Evolving regulatory environment
Regulators need to keep pace with, and have adequate regulatory instruments to respond to, the changing regulatory environment. A number of initiatives are underway to streamline legislative and regulatory structures to align the regulation of financial services with evolving market realities. In pursuing this objective, FSCO will also need to respond to any changes that may occur in the regulatory systems for financial services not regulated by FSCO. By adequately regulating and supervising financial institutions, FSCO enhances public confidence in Ontario’s financial institutions and pension plans, a key factor in determining Ontario’s current and future economic success.
Impact of technological change
Emphasis on electronic communication in Canadian society, and globally, requires that regulators be equipped to conduct business with stakeholders electronically and provide information and services to consumers and pension plan beneficiaries online. Similarly, the growth in the volume of data available to FSCO from stakeholders requires investment in a sustainable infrastructure that allows FSCO to effectively manage this information to support decision making, service delivery and the achievement of its strategic priorities.
What this Means to FSCO
To meet these challenges FSCO is guided by established strategic priorities. These priorities build on the delivery of the core business activities FSCO carries out to achieve its mission. As each is significant, FSCO’s strategic priorities are not ranked in any particular order:
I. Promote a coordinated national approach to regulatory issues.
II. Enhance the risk-based approach to regulation.
III. Review and recommend amendments to the regulatory framework to keep up with changes in the marketplace.
IV. Improve delivery of services.
FSCO believes these strategic priorities and their associated initiatives, which are outlined on the following pages, will have a positive impact on consumers and pension plan beneficiaries. The pursuit of these priorities allows FSCO to fulfill its mandate to protect financial services consumers and pension plan beneficiaries and support a healthy and competitive financial services industry in Ontario.
That said, FSCO cannot achieve its goals alone. To fulfill its mandate, FSCO has adopted a culture of partnership and dialogue. FSCO continues to benefit from strong collaboration with consumers, industry and other stakeholders. For this reason, most projects undertaken by FSCO are complex, involving many participants and requiring implementation in conjunction with federal and provincial jurisdictions. As a result, many initiatives span several years, with work continuing on an ongoing basis.
Technology plays an important role in helping FSCO maintain strong connections with stakeholders and provide information and services to them. To this end, FSCO has embraced all aspects of e-communications, conducting business with industry electronically and offering consumers online access to services and information. FSCO believes that with improved access to information, consumers and pension plan beneficiaries will be better equipped to make wise choices and protect their interests.
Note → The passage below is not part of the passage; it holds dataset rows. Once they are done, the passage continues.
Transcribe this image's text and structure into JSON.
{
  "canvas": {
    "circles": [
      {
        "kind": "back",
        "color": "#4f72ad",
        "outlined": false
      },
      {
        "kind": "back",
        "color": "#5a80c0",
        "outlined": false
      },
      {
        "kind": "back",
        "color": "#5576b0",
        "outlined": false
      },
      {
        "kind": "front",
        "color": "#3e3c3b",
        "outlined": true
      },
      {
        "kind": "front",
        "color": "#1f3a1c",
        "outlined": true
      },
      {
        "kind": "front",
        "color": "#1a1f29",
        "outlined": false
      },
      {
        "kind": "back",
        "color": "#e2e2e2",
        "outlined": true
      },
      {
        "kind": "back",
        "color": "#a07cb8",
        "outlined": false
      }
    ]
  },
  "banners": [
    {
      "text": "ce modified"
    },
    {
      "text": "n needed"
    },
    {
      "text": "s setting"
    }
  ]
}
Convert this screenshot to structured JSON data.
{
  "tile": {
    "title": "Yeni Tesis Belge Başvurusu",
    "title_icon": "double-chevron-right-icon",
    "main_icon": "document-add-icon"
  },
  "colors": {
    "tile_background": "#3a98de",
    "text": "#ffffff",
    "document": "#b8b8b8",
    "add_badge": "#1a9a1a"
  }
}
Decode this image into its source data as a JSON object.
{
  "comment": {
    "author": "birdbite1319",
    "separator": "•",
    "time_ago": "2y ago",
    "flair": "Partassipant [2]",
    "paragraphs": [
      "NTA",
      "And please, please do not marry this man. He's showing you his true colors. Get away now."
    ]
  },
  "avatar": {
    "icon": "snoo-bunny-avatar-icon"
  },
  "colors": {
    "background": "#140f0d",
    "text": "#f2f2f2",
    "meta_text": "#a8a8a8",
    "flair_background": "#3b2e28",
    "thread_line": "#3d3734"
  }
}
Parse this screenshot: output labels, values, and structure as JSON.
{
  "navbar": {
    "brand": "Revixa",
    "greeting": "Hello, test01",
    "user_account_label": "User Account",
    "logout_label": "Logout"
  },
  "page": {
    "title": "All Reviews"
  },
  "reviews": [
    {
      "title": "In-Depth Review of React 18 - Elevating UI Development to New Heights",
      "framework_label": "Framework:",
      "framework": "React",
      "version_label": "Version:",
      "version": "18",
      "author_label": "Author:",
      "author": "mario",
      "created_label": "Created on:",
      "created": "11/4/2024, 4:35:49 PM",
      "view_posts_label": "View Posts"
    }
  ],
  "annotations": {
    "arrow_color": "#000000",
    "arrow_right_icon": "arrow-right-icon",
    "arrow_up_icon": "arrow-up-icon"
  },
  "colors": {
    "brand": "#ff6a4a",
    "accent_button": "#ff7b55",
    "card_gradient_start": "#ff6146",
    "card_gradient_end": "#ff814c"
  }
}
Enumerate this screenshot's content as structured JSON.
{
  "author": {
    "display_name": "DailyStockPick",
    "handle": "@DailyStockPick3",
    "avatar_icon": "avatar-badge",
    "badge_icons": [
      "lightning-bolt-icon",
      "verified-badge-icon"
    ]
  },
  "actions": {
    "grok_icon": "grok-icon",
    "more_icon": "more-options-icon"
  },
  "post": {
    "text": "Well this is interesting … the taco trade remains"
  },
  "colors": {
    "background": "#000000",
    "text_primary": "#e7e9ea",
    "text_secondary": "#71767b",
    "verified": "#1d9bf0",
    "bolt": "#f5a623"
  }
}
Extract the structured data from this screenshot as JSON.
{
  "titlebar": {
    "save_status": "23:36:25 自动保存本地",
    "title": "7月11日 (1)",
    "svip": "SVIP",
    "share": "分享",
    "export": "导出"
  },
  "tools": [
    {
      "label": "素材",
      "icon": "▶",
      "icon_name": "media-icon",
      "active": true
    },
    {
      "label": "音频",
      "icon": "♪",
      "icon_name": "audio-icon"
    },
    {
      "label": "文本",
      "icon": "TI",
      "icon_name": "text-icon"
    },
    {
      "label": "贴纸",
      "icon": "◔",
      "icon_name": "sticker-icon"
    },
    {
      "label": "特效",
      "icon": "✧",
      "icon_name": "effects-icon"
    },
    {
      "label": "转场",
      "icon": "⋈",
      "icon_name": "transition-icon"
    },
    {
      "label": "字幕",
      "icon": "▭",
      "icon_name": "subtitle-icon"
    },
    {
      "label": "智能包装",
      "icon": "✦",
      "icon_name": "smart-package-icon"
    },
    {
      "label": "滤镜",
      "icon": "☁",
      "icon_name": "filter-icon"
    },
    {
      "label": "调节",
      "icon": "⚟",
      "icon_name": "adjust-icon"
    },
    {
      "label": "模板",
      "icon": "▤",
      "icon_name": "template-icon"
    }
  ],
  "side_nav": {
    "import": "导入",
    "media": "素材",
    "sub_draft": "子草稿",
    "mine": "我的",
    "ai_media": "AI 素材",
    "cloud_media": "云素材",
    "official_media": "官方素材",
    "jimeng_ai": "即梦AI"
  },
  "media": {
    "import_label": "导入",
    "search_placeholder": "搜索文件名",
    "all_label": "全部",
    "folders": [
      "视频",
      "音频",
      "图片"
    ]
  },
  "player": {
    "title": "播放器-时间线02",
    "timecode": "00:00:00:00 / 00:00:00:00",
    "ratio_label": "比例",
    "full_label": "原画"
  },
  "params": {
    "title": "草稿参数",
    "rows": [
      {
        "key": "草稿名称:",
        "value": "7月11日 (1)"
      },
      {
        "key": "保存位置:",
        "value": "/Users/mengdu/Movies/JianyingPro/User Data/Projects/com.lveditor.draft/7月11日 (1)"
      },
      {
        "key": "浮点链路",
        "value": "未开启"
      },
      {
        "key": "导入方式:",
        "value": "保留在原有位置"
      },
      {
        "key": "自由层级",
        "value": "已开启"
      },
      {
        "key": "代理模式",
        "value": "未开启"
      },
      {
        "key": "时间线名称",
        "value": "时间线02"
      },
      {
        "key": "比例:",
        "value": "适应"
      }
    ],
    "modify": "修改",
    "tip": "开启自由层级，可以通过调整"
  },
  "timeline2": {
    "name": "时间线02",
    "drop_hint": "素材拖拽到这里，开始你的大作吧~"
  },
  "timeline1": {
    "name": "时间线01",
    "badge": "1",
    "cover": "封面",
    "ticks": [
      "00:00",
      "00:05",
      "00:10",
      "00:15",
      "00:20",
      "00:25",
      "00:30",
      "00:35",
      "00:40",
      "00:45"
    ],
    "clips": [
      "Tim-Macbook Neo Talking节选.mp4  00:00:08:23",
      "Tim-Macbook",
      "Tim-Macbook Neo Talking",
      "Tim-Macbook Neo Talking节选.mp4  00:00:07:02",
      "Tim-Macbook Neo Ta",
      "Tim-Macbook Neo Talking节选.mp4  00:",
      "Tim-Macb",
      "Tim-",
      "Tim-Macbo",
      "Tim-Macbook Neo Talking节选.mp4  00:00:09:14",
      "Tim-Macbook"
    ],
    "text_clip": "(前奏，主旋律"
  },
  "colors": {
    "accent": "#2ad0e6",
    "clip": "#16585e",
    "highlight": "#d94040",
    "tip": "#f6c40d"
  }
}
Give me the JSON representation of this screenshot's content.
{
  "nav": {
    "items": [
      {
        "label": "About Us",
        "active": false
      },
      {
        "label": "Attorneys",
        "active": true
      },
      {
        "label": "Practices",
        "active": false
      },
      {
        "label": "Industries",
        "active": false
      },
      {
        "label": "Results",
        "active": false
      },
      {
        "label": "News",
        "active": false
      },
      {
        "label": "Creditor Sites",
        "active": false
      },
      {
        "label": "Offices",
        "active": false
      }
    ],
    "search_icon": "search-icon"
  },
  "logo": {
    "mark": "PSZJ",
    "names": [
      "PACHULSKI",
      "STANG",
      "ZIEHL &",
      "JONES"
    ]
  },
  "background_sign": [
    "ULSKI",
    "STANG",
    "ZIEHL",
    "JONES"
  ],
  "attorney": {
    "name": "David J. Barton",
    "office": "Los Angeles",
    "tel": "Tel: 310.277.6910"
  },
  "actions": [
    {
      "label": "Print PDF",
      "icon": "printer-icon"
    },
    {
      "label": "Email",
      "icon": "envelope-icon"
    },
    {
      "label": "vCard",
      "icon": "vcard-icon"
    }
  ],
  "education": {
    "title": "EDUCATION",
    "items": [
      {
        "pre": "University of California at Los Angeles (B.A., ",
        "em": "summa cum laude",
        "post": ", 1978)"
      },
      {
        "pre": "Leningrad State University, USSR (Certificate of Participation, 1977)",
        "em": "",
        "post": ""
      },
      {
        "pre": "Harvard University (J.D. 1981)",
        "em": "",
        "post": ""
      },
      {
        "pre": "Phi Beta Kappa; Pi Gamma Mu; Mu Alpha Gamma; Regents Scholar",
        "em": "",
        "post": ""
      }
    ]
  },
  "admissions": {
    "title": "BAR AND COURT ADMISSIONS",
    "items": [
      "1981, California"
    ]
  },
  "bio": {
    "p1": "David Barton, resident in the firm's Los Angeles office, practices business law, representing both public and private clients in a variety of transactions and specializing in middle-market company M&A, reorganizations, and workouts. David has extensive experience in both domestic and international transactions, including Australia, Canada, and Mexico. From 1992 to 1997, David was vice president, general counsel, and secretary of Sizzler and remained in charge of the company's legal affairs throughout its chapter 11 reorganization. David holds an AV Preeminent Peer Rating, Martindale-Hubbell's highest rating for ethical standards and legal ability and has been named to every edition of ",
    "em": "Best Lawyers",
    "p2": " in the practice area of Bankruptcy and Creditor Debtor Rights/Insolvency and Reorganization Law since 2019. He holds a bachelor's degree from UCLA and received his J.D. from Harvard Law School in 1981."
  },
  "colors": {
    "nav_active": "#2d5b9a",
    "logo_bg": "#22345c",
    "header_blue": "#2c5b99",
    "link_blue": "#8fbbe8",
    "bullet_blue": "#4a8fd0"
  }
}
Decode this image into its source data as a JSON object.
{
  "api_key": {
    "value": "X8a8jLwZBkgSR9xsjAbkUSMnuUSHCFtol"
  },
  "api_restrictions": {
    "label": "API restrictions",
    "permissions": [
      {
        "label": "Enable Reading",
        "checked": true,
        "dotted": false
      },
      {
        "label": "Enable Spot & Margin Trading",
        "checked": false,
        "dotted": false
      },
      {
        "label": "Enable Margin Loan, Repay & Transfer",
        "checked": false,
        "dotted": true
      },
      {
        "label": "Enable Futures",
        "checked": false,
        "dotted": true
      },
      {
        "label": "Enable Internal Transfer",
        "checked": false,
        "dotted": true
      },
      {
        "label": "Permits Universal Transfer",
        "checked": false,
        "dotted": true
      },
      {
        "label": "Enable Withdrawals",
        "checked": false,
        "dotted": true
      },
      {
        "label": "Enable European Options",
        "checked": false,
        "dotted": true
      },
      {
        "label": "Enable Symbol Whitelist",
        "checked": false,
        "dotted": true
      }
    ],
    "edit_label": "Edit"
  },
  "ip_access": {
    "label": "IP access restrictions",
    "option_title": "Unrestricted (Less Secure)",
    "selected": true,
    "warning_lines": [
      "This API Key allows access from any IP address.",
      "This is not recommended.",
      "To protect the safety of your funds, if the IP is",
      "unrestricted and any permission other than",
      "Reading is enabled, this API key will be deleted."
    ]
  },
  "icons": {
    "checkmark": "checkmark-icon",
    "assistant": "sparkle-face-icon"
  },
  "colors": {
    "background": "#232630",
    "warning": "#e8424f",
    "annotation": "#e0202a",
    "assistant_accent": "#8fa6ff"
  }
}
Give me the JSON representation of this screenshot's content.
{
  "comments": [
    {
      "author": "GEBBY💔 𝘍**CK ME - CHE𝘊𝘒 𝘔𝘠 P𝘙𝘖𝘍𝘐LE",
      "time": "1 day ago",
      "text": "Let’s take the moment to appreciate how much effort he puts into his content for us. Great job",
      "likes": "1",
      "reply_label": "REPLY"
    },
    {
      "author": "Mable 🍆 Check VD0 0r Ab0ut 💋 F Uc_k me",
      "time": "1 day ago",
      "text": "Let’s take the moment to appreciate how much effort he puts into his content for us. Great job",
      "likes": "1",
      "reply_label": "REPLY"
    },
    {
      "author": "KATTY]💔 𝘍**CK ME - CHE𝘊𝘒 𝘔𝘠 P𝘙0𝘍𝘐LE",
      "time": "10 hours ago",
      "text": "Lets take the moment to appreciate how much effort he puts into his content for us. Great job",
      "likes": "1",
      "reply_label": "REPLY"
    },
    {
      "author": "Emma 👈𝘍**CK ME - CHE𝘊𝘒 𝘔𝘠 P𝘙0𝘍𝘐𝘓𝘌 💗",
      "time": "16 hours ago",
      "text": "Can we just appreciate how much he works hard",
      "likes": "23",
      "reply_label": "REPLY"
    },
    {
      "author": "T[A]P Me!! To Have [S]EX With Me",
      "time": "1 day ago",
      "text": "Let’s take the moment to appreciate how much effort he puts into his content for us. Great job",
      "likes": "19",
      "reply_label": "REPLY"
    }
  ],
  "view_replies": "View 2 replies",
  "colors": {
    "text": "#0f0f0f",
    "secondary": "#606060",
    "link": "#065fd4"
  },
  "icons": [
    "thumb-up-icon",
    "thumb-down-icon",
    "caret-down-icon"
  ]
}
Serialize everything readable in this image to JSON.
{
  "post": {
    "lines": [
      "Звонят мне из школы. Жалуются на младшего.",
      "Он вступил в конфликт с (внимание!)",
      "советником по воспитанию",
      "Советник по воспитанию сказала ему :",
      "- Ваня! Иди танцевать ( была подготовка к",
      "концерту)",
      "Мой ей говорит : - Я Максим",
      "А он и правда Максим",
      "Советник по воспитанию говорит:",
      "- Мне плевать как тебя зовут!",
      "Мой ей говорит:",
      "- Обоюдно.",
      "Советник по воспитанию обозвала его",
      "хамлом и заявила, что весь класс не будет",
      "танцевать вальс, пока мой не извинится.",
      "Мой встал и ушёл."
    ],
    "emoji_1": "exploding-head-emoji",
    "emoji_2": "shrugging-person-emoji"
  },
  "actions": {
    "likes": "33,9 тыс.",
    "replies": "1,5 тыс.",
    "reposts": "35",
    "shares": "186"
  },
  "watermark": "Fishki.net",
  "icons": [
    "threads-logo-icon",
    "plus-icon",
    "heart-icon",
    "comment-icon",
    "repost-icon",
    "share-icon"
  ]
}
For the full report, view http://www.fsco.gov.on.ca/english/pubs/priorities/SoP-June_06.pdf.
For more information about FSCO, visit http://www.fsco.gov.on.ca/t.